Over the course of the coronavirus (COVID-19) outbreak, patients and caregivers are beginning to refuse in-home services out of fear of contracting COVID-19.
CMS’s new discharge planning final rules requires that home health agency data be provided to the patient at the time of their discharge.
The home care provider was experiencing a high LUPA rates that consistently exceeded 15%. A staffing shortage, particularly with nurses, combined with communication challenges throughout made it difficult to achieve positive patient outcomes.
More than any of the very complex modifications contained in the Patient-Driven Groupings Model, the most important enhancements emphasize the dire need for all agencies to have a solid and well-functioning episode management program in place before January 1, 2020.
The new Conditions of Participation (CoPs) incorporate a focus on patient-centered care.
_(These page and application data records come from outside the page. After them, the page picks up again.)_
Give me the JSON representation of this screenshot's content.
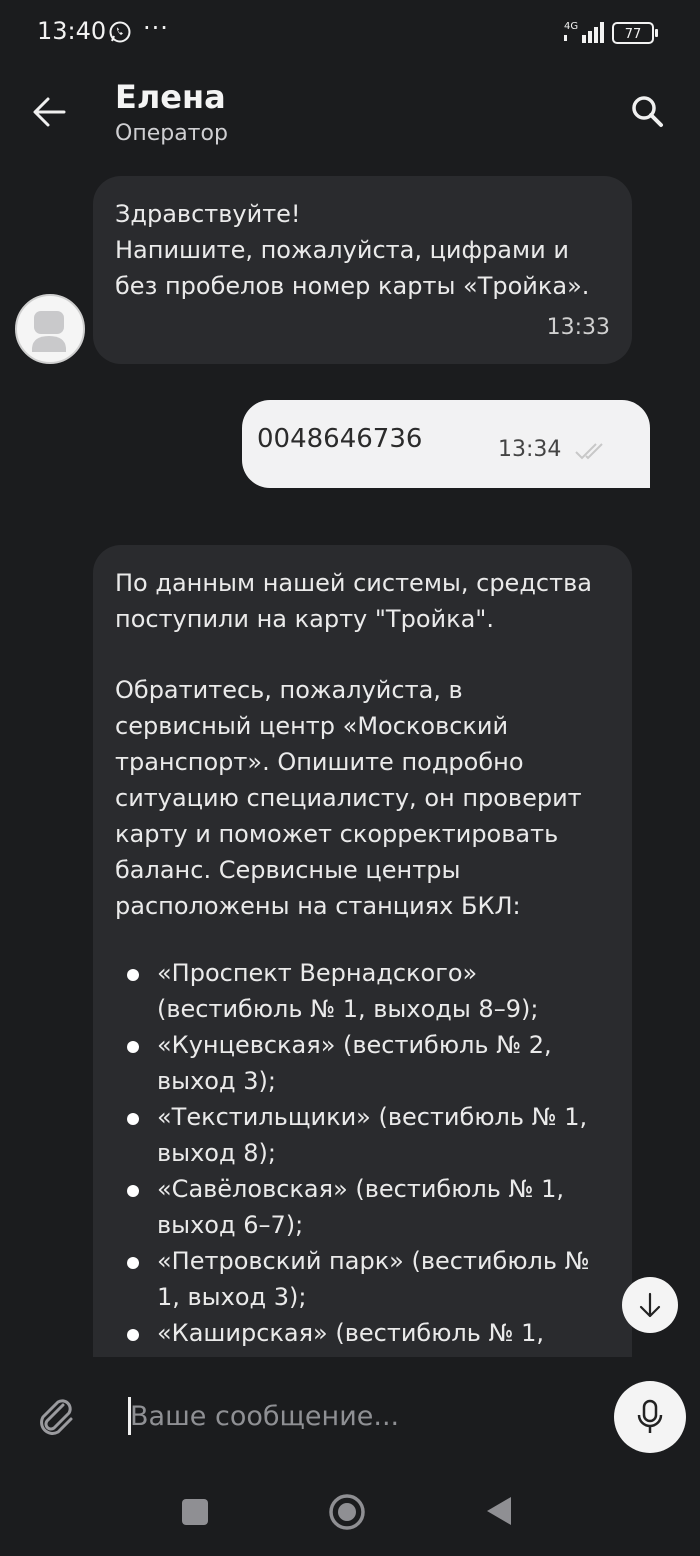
{
  "status_bar": {
    "time": "13:40",
    "network": "4G",
    "battery": "77"
  },
  "header": {
    "title": "Елена",
    "subtitle": "Оператор"
  },
  "messages": [
    {
      "side": "in",
      "text": "Здравствуйте!\nНапишите, пожалуйста, цифрами и\nбез пробелов номер карты «Тройка».",
      "time": "13:33"
    },
    {
      "side": "out",
      "text": "0048646736",
      "time": "13:34"
    },
    {
      "side": "in",
      "paragraph1": "По данным нашей системы, средства\nпоступили на карту \"Тройка\".",
      "paragraph2": "Обратитесь, пожалуйста, в\nсервисный центр «Московский\nтранспорт». Опишите подробно\nситуацию специалисту, он проверит\nкарту и поможет скорректировать\nбаланс. Сервисные центры\nрасположены на станциях БКЛ:",
      "list": [
        "«Проспект Вернадского» (вестибюль № 1, выходы 8–9);",
        "«Кунцевская» (вестибюль № 2, выход 3);",
        "«Текстильщики» (вестибюль № 1, выход 8);",
        "«Савёловская» (вестибюль № 1, выход 6–7);",
        "«Петровский парк» (вестибюль № 1, выход 3);",
        "«Каширская» (вестибюль № 1,"
      ]
    }
  ],
  "composer": {
    "placeholder": "Ваше сообщение..."
  }
}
A growing concept within the health care industry over the past several year, patient-centered is defined as “providing care that is respectful of and responsive to individual patient preferences, needs, and values and ensuring that patient values guide all clinical decisions.” Effective episode management is critical to all home health agency’s success in incorporating patient-centered care strategies to increase compliance with these new conditions.
Explore findings from past and present episode management engagements and discuss episode management’s role in improving clinical and financial outcomes and raising patient satisfaction scores. Findings suggest that a strong episode management program promotes patient-centered care and includes ongoing communication throughout the continuum to aid in care coordination, OASIS accuracy and ensure patient satisfaction.
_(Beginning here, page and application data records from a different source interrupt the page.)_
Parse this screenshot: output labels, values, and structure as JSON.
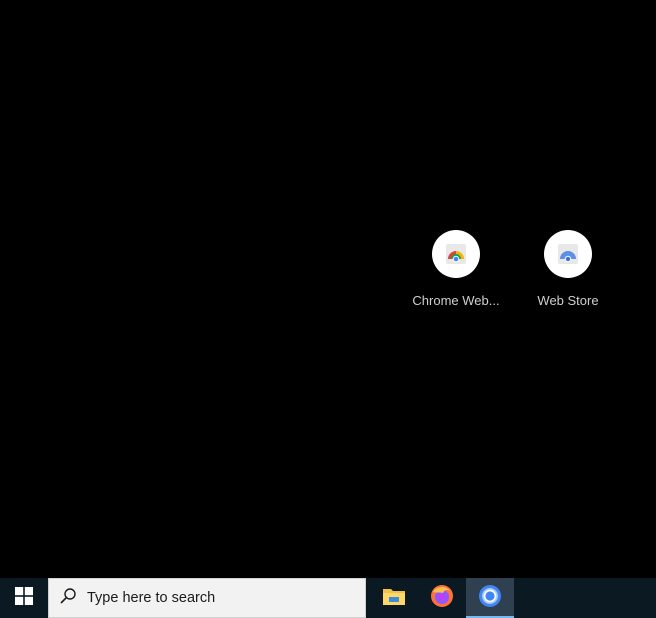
{
  "desktop": {
    "background": "#000000",
    "shortcuts": [
      {
        "label": "Chrome Web...",
        "icon": "chrome-web-store-icon"
      },
      {
        "label": "Web Store",
        "icon": "web-store-icon"
      }
    ]
  },
  "taskbar": {
    "start_icon": "windows-logo-icon",
    "search": {
      "placeholder": "Type here to search",
      "icon": "search-icon"
    },
    "apps": [
      {
        "name": "File Explorer",
        "icon": "file-explorer-icon",
        "active": false
      },
      {
        "name": "Firefox",
        "icon": "firefox-icon",
        "active": false
      },
      {
        "name": "Google Chrome",
        "icon": "chrome-icon",
        "active": true
      }
    ],
    "accent": "#76b9ed"
  }
}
This agency faced a LUPA rate consistently more than 13%, which reflected room for improvement in patient care and in reimbursement. A nursing and therapy staff shortage combined with high patient volume made it difficult to achieve proper visit utilization.